▶

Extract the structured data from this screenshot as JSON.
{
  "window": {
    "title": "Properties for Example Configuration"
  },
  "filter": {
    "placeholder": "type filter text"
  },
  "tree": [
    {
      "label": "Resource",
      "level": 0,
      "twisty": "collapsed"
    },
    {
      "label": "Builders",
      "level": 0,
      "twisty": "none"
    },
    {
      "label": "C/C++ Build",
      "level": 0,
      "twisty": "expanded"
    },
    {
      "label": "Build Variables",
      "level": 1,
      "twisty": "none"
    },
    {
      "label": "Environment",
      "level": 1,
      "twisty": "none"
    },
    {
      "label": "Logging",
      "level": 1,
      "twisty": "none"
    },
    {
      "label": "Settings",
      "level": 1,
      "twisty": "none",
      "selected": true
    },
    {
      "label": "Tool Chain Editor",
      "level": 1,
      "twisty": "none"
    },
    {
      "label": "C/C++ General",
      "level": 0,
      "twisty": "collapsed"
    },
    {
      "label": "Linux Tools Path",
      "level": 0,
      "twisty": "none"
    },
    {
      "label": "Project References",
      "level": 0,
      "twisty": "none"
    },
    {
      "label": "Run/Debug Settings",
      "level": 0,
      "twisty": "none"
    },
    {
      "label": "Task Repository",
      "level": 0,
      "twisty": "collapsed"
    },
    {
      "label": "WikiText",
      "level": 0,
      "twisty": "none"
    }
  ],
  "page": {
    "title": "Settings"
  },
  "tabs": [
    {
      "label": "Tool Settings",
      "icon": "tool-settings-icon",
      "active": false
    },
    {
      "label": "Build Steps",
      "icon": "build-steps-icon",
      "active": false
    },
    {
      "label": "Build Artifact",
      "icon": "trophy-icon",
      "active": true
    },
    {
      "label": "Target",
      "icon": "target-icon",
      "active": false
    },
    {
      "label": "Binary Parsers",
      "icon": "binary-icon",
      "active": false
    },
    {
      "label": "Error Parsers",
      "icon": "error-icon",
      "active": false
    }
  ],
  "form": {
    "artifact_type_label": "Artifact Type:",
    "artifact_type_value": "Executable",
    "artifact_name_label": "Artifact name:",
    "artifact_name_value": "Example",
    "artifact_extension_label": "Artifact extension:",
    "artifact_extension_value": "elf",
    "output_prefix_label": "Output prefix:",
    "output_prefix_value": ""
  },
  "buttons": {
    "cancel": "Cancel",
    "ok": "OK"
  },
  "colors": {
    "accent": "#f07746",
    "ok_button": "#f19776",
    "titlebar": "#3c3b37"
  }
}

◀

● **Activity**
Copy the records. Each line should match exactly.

● **Finished task**
Extract the structured data from this screenshot as JSON.
{
  "window": {
    "title": "Properties for Example Configuration"
  },
  "filter": {
    "placeholder": "type filter text"
  },
  "tree": [
    {
      "label": "Resource",
      "level": 0,
      "twisty": "collapsed"
    },
    {
      "label": "Builders",
      "level": 0,
      "twisty": "none"
    },
    {
      "label": "C/C++ Build",
      "level": 0,
      "twisty": "expanded"
    },
    {
      "label": "Build Variables",
      "level": 1,
      "twisty": "none"
    },
    {
      "label": "Environment",
      "level": 1,
      "twisty": "none"
    },
    {
      "label": "Logging",
      "level": 1,
      "twisty": "none"
    },
    {
      "label": "Settings",
      "level": 1,
      "twisty": "none",
      "selected": true
    },
    {
      "label": "Tool Chain Editor",
      "level": 1,
      "twisty": "none"
    },
    {
      "label": "C/C++ General",
      "level": 0,
      "twisty": "collapsed"
    },
    {
      "label": "Linux Tools Path",
      "level": 0,
      "twisty": "none"
    },
    {
      "label": "Project References",
      "level": 0,
      "twisty": "none"
    },
    {
      "label": "Run/Debug Settings",
      "level": 0,
      "twisty": "none"
    },
    {
      "label": "Task Repository",
      "level": 0,
      "twisty": "collapsed"
    },
    {
      "label": "WikiText",
      "level": 0,
      "twisty": "none"
    }
  ],
  "page": {
    "title": "Settings"
  },
  "tabs": [
    {
      "label": "Tool Settings",
      "icon": "tool-settings-icon",
      "active": false
    },
    {
      "label": "Build Steps",
      "icon": "build-steps-icon",
      "active": false
    },
    {
      "label": "Build Artifact",
      "icon": "trophy-icon",
      "active": true
    },
    {
      "label": "Target",
      "icon": "target-icon",
      "active": false
    },
    {
      "label": "Binary Parsers",
      "icon": "binary-icon",
      "active": false
    },
    {
      "label": "Error Parsers",
      "icon": "error-icon",
      "active": false
    }
  ],
  "form": {
    "artifact_type_label": "Artifact Type:",
    "artifact_type_value": "Executable",
    "artifact_name_label": "Artifact name:",
    "artifact_name_value": "Example",
    "artifact_extension_label": "Artifact extension:",
    "artifact_extension_value": "elf",
    "output_prefix_label": "Output prefix:",
    "output_prefix_value": ""
  },
  "buttons": {
    "cancel": "Cancel",
    "ok": "OK"
  },
  "colors": {
    "accent": "#f07746",
    "ok_button": "#f19776",
    "titlebar": "#3c3b37"
  }
}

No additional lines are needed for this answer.